What you will do
Which lines of the data below hold "content"? Copy each of them.

(Records excerpted from a collection)
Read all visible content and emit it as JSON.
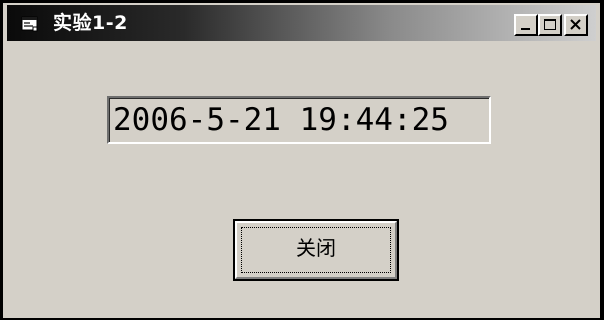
{
  "window": {
    "title": "实验1-2",
    "icon": "form-app-icon",
    "controls": {
      "minimize": "minimize-icon",
      "maximize": "maximize-icon",
      "close": "close-icon"
    }
  },
  "main": {
    "datetime_text": "2006-5-21 19:44:25",
    "close_button_label": "关闭"
  },
  "colors": {
    "face": "#d4d0c8",
    "titlebar_start": "#0a0a0a",
    "titlebar_end": "#cfcfcf",
    "text": "#000000",
    "title_text": "#ffffff"
  }
}
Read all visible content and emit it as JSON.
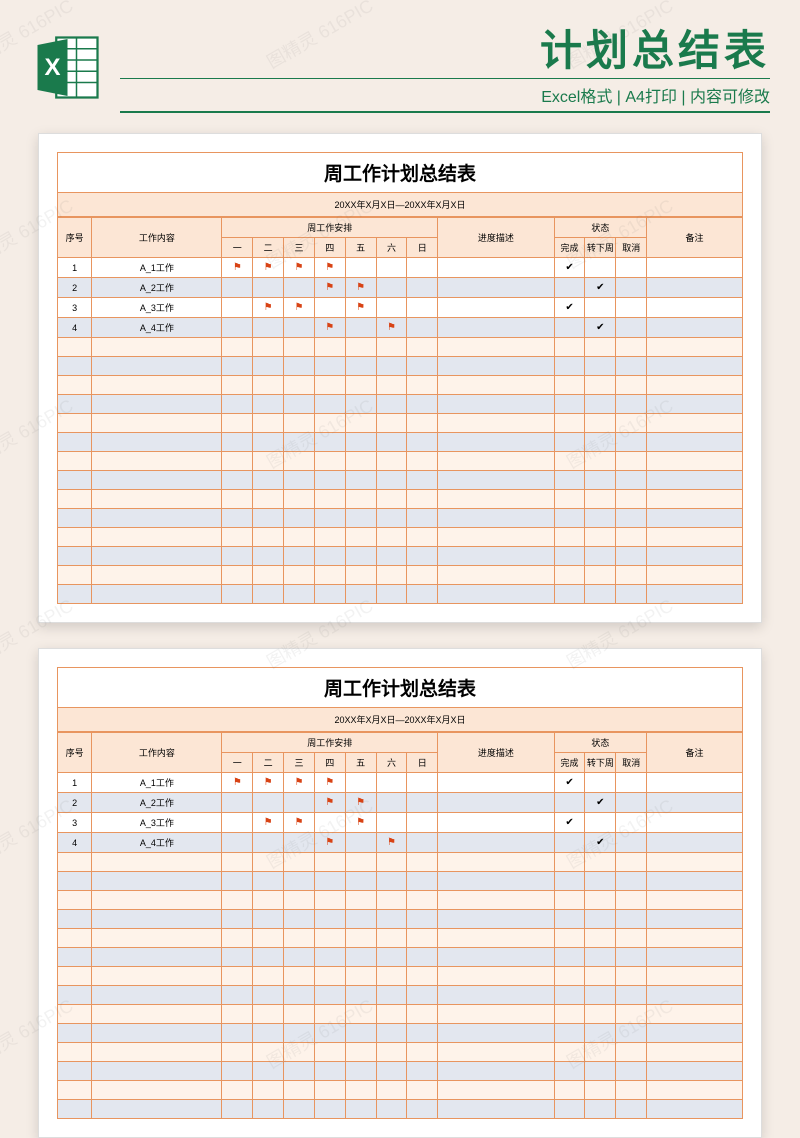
{
  "header": {
    "main_title": "计划总结表",
    "sub_title": "Excel格式 | A4打印 | 内容可修改"
  },
  "watermark": "图精灵 616PIC",
  "table": {
    "title": "周工作计划总结表",
    "date_range": "20XX年X月X日—20XX年X月X日",
    "headers": {
      "seq": "序号",
      "content": "工作内容",
      "schedule_group": "周工作安排",
      "days": [
        "一",
        "二",
        "三",
        "四",
        "五",
        "六",
        "日"
      ],
      "progress": "进度描述",
      "status_group": "状态",
      "statuses": [
        "完成",
        "转下周",
        "取消"
      ],
      "remark": "备注"
    },
    "rows": [
      {
        "seq": "1",
        "content": "A_1工作",
        "days": [
          true,
          true,
          true,
          true,
          false,
          false,
          false
        ],
        "status": [
          true,
          false,
          false
        ]
      },
      {
        "seq": "2",
        "content": "A_2工作",
        "days": [
          false,
          false,
          false,
          true,
          true,
          false,
          false
        ],
        "status": [
          false,
          true,
          false
        ]
      },
      {
        "seq": "3",
        "content": "A_3工作",
        "days": [
          false,
          true,
          true,
          false,
          true,
          false,
          false
        ],
        "status": [
          true,
          false,
          false
        ]
      },
      {
        "seq": "4",
        "content": "A_4工作",
        "days": [
          false,
          false,
          false,
          true,
          false,
          true,
          false
        ],
        "status": [
          false,
          true,
          false
        ]
      }
    ],
    "empty_rows": 14
  }
}
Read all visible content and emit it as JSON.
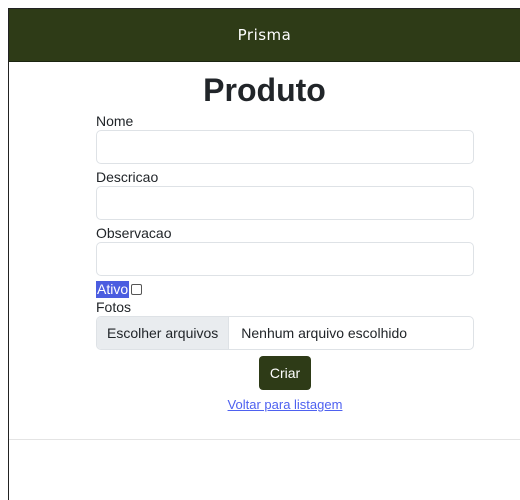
{
  "navbar": {
    "brand": "Prisma"
  },
  "page": {
    "title": "Produto"
  },
  "form": {
    "nome_label": "Nome",
    "nome_value": "",
    "descricao_label": "Descricao",
    "descricao_value": "",
    "observacao_label": "Observacao",
    "observacao_value": "",
    "ativo_label": "Ativo",
    "ativo_checked": false,
    "fotos_label": "Fotos",
    "fotos_button": "Escolher arquivos",
    "fotos_status": "Nenhum arquivo escolhido",
    "submit_label": "Criar"
  },
  "links": {
    "back": "Voltar para listagem"
  },
  "colors": {
    "navbar": "#2e3b17",
    "button": "#2e3b17",
    "link": "#4e61f0",
    "ativo_highlight": "#4b5de0"
  }
}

Response to this task
Read all visible content and emit it as JSON.
Read all visible content and emit it as JSON.
      "content": "工作内容",
        "content": "A_1工作",
        "content": "A_2工作",
        "content": "A_3工作",
        "content": "A_4工作",
Read all visible content and emit it as JSON.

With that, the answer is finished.